■ Data under study
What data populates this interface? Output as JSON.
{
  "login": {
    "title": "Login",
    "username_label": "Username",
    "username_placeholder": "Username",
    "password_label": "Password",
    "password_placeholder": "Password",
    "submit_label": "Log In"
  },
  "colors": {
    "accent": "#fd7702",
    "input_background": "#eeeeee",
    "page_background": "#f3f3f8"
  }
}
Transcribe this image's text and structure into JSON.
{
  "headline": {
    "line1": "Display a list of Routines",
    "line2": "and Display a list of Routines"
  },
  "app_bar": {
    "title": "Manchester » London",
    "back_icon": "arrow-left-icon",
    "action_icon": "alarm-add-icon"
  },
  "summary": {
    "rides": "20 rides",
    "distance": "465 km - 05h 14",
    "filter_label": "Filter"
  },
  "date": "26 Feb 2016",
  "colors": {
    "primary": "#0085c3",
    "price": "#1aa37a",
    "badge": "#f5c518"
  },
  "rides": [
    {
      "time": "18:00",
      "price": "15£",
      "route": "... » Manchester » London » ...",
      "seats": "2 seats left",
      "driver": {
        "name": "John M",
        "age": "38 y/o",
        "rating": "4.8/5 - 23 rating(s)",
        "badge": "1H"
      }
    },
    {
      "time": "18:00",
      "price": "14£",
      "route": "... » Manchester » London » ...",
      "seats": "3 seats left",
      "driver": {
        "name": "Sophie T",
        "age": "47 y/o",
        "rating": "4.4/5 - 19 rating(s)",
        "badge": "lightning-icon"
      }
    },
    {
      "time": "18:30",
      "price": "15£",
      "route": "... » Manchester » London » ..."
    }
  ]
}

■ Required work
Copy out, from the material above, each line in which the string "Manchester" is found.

■ Written solution
    "title": "Manchester » London",
      "route": "... » Manchester » London » ...",
      "route": "... » Manchester » London » ...",
      "route": "... » Manchester » London » ..."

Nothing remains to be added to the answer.